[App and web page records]
== == ==
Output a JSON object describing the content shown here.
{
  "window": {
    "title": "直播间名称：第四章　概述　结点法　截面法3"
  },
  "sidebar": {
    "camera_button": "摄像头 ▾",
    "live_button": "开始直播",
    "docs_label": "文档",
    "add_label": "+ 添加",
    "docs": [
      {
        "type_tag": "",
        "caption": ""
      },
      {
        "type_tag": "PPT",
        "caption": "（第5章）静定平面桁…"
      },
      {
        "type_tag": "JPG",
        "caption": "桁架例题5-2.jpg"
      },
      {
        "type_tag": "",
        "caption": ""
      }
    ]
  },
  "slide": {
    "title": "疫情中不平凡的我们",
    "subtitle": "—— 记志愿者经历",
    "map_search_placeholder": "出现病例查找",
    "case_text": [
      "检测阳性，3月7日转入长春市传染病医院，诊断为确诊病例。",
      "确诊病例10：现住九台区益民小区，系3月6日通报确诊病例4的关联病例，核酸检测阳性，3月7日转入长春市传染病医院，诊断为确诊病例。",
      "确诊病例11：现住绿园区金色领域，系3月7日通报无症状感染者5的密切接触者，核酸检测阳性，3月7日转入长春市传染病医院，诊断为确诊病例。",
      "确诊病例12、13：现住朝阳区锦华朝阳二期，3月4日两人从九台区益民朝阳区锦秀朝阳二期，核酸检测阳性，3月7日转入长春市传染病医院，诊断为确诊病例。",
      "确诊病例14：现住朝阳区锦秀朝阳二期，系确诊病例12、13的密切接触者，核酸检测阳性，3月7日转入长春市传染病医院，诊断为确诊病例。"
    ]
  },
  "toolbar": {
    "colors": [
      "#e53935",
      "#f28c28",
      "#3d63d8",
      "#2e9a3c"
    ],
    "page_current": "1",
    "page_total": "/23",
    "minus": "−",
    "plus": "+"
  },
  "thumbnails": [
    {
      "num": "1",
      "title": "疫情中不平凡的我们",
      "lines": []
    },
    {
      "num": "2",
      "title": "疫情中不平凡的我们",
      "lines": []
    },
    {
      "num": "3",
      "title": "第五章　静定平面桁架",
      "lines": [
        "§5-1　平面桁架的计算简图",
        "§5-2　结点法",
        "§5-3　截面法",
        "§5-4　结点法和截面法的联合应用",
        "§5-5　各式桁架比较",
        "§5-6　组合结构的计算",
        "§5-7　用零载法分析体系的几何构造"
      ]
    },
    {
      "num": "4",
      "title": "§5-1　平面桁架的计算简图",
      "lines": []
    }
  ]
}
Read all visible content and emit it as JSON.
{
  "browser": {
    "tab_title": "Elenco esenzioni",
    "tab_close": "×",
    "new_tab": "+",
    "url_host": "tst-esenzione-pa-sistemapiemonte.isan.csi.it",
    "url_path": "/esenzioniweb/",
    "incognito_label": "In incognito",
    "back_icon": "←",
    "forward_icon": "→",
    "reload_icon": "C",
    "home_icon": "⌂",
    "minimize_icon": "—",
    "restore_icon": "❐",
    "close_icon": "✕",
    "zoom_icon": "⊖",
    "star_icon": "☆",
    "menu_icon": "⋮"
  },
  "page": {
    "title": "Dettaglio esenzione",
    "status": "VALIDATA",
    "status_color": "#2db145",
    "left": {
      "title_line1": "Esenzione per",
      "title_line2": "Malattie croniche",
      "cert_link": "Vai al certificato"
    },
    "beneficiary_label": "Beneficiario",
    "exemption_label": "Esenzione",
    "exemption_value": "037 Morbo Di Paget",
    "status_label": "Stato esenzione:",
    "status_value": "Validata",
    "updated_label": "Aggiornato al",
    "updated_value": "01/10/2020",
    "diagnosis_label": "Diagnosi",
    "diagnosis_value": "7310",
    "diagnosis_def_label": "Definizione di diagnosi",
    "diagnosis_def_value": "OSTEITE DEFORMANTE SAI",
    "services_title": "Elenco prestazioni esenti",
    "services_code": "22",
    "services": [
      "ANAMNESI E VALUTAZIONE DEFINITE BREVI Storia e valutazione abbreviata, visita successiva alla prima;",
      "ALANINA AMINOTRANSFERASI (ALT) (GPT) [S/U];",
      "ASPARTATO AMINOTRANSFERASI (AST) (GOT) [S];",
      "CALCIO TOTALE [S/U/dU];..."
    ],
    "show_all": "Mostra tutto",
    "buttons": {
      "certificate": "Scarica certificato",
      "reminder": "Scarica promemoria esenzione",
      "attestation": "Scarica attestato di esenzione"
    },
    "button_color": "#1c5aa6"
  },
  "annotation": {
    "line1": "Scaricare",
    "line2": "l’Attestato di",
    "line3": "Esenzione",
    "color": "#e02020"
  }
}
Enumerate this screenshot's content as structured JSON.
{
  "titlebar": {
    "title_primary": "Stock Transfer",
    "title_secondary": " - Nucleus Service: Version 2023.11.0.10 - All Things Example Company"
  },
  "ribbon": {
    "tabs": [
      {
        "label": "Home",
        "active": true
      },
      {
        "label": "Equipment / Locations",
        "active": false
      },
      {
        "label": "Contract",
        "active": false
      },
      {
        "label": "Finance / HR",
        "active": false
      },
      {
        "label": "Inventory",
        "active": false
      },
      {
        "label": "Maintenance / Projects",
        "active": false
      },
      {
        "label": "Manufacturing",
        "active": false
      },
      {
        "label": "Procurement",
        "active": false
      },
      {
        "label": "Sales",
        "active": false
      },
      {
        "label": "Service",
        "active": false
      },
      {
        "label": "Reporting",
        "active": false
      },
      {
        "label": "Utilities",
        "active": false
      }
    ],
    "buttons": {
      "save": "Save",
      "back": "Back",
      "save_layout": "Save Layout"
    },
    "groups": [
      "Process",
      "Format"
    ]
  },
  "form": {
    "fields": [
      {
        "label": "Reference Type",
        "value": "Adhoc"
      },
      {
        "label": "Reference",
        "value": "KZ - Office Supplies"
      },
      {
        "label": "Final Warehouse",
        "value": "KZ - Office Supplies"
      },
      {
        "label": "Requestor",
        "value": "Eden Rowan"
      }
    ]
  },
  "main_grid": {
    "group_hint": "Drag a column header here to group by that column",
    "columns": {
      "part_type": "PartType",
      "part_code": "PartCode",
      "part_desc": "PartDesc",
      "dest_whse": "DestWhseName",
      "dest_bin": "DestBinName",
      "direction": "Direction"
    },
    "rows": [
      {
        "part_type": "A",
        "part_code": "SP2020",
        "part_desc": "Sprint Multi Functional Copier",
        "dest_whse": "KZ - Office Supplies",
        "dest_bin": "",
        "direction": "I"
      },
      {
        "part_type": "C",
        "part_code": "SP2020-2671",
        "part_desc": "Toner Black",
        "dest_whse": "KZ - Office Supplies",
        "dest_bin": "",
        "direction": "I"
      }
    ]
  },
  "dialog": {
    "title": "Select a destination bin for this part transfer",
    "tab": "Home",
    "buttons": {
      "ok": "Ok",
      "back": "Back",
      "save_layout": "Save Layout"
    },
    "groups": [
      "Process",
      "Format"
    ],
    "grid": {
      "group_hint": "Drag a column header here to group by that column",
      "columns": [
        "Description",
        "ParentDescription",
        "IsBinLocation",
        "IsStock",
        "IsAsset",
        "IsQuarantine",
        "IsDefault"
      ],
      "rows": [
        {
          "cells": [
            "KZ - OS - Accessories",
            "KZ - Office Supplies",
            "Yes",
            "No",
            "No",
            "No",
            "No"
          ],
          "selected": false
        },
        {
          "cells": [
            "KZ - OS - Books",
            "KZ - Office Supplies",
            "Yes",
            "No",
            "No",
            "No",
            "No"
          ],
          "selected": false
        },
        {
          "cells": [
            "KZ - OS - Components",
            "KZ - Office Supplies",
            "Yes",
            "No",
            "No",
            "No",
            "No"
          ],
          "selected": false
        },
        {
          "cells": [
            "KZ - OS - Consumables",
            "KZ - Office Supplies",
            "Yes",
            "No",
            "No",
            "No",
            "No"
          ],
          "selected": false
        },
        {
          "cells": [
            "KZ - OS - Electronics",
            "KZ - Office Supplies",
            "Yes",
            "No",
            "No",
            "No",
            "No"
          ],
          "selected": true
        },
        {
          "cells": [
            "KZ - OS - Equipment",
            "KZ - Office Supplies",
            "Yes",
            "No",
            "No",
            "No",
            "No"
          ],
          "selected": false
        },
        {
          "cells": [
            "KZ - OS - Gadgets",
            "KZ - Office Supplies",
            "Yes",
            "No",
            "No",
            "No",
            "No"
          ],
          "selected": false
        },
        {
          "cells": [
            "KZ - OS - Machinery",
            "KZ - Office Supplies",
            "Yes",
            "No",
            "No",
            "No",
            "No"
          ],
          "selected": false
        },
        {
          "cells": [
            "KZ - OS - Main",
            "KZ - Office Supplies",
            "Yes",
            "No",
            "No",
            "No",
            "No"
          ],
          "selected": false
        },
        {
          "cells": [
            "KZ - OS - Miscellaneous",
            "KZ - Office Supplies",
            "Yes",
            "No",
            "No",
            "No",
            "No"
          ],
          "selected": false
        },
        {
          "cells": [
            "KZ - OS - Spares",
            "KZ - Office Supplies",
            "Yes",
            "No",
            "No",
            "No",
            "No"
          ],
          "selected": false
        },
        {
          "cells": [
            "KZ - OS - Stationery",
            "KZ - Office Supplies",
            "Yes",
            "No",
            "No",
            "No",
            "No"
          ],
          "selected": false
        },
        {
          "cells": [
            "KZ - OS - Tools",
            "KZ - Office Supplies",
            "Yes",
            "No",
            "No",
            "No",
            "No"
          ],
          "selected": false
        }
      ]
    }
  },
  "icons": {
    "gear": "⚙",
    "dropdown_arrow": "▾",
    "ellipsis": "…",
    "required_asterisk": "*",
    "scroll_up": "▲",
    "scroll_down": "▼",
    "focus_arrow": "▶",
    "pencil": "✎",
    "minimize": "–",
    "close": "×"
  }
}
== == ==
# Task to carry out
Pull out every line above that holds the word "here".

# Solution to this exercise
Output a JSON object describing the content shown here.
    "group_hint": "Drag a column header here to group by that column",
      "group_hint": "Drag a column header here to group by that column",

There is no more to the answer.